My son Woody turned six in November of 2011. That would have been the kindergarten year for most kids, 180 days that mark the beginning of the school career. But Woody did his learning in the big, wide, beautiful world, without school being a part of it.

I'm Teresa Honey, and I kept this blog to document this time in my son's life, to share pictures and stories with far-away friends and relatives, and to add ours to the many stories of families living rich, engaging, loving lives with learning happening all the time and in many forms, totally inseparable from every other part of being human.

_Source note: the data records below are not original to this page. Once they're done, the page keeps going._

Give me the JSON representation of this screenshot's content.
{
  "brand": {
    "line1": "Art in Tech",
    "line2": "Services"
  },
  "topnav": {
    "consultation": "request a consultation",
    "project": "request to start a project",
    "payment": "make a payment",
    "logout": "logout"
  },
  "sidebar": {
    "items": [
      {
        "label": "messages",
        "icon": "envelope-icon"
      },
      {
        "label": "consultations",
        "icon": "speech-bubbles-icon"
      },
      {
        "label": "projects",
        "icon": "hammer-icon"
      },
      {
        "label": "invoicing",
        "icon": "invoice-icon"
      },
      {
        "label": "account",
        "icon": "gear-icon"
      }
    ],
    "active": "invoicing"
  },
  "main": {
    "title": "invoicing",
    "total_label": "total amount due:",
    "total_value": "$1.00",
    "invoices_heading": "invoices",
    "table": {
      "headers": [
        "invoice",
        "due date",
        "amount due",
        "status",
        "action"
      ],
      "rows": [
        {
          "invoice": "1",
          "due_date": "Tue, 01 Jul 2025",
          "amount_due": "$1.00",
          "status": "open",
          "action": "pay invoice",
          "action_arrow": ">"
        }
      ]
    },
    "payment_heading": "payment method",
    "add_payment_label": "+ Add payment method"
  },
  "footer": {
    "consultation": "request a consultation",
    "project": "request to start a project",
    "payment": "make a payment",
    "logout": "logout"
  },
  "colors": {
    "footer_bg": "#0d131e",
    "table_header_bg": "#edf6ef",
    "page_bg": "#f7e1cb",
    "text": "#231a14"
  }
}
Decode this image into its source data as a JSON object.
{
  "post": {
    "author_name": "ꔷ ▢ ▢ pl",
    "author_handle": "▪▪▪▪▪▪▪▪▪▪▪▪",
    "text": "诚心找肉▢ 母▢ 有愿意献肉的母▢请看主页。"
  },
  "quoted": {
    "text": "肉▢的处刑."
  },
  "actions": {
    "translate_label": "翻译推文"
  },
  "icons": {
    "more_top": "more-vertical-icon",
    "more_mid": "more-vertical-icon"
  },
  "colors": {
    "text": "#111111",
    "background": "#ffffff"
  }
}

Here you'll find 180 or so learning moments recorded from August, 2011 to April, 2012 in the life of a 5-turned-6-year-old radically unschooled kid.

Thursday, November 24, 2011



We did a little Thanksgiving lunch with just our family, roasting a stuffed bird and eating it along with some steamed broccoli. Then we headed up to the Unitarian church to eat a meal of many-dished splendor along with 30 or so fellow congregants and friends. This was a Good Idea. We fixed enough to have it smell like Thanksgiving at our house, but we didn't spend a fortune and we didn't have to cook 10 different things for four people who would only be hungry enough for a couple of bites of each anyway.

Woody got his feelings hurt, briefly, when a little girl scolded him for kicking her during a game of catch-the-robber. I wasn't watching when it happened, but by Woody's reaction it seemed as if it wasn't intended to hurt her. He was surprised by her anger, and tried to explain to her the kick's purpose. (He's an explainer, this kid.) She stalked off, mad, and he looked up at me (I had by then moved closer to be on hand to offer assistance) and I thought at first he might cry. But he didn't. He had an internal moment, then he kind of quietly skirted the ongoing game, joining in a bit later when the dust had settled in his mind.

On the way home, we stopped in the square to look at the lights and...

the camels! This is a very devout part of the world, and I guess camels say Christmas better than horses do. Woody thought their squishy feet were pretty cool. All the better to carry the Wise Men across the desert to the Baby, I said. (No, I didn't say that. But I did tell about the wide dispersing of the camel's weight across the sand so they didn't sink in with every step.)